Are there restrictions on entertainment – live bands for example?
Although there is no limit on the number of professional performers that can perform at a ceremony or reception, the number should be determined by how many the venue can safely accommodate with social distancing measures in place between the performers and guests. Measures to reduce risk of transmission are set out in the government’s Performing Arts guidance.
To minimise the risk of transmission, outdoor performances are always preferable.
Can dancing take place?
Dancing is not advised due to the increased risk of transmission, but there is an exception for the couple’s first dance – after all, couples need something to tell their kids in the future. Dancefloors and other spaces for dancing must remain closed but can be repurposed ensuring this is aligned to social distancing guidelines.
Can singing take place?
Due to the transmission risk associated with singing, communal singing is strongly discouraged indoors. Outdoors, communal singing is permitted in groups of 30, but additional precautions should be taken as set out in the Performing Arts guidance (e.g. people should be 2m apart and not stand face to face).
Is it table service only?
Businesses providing food and drink at these events must take all reasonable steps to ensure people remain seated whilst eating and drinking, even in outdoor settings, to help limit the risk of transmission. We don’t want to go backwards and squander the progress we’ve made in the fight against the Covid-19 virus just as the light at the tunnel gets ever brighter.

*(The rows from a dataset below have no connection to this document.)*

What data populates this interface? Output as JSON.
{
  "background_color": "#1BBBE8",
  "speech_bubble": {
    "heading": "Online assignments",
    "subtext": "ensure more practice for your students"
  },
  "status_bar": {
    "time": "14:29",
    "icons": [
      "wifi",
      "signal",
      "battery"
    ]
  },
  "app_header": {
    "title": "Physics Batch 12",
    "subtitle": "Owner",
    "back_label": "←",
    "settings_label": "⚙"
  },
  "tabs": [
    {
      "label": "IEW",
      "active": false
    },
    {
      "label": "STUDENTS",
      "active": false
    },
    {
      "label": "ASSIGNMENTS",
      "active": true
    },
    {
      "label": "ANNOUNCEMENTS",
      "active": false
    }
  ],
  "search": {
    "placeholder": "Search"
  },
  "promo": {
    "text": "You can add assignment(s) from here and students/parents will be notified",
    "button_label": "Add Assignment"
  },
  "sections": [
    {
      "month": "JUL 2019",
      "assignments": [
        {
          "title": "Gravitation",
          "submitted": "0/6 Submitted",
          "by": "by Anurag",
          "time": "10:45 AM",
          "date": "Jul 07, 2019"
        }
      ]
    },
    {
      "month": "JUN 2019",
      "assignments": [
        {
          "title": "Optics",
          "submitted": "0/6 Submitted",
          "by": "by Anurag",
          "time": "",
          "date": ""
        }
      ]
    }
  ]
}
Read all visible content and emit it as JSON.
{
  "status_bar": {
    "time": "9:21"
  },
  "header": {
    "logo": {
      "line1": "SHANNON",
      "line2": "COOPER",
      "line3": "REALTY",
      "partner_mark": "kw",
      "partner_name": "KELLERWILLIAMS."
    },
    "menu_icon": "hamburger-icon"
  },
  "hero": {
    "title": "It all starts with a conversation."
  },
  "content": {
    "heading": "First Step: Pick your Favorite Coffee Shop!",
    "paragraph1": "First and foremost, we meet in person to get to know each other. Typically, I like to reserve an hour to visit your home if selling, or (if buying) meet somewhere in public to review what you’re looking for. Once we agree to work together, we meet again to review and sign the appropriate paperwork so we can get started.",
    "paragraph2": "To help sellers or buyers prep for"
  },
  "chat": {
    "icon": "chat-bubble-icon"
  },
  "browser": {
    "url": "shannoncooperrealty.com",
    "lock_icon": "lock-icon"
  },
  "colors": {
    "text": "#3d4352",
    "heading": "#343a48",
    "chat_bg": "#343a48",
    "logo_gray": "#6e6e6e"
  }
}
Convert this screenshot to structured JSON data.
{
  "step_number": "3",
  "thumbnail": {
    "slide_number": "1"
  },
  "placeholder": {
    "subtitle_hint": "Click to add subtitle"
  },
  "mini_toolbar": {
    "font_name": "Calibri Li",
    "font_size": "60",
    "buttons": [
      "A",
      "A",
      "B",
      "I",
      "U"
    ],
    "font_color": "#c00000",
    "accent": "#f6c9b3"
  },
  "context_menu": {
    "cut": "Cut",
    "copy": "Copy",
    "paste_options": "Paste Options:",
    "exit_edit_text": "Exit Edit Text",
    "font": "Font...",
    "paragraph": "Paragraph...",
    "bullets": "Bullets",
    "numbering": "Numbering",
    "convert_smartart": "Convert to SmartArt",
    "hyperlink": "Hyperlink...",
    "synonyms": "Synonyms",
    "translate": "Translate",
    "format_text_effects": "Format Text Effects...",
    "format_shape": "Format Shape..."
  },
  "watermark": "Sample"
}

These restrictions also apply where events are held in gardens of private homes, where catering is provided by a business. These measures should also be followed if you are hosting, and catering, yourself.
How else can we make sure our event is Covid-19 safe?
- It’s important to continue to practice hands, face, space and fresh air guidance both before, during and after the day.
- Get tested twice a week before and after the event, even if you don’t have symptoms. Rapid lateral flow tests are available free at pharmacies and online. You might consider asking guests attending to have tests beforehand, too.
- Anyone displaying symptoms should not attend, and instead immediately isolate and get tested.
Can I have a hen or stag do?
Yes, in line with wider social contact limits. That means six people or two households indoors, and 30 outdoors. In the run-up to a wedding or a civil partnership you may want to consider reducing your social contact – of course, the fewer people you see and mix with, the less likely you are to be at risk of transmission.
If you do want to hold such events within the social distancing guidelines, it’s probably worth holding them well in advance of the big day. That means if there are any infections, they can be picked up early, with people isolating but then still able to attend once they are through the self-isolation period.
What else can we do?
Take up the offer of a vaccine when it comes, and make sure you attend your second jab appointment. The rollout of the vaccine is allowing us to come out of the pandemic, and allowing us to think about returning to normal life. But we need as many people as possible to get their jab – so get it when you can!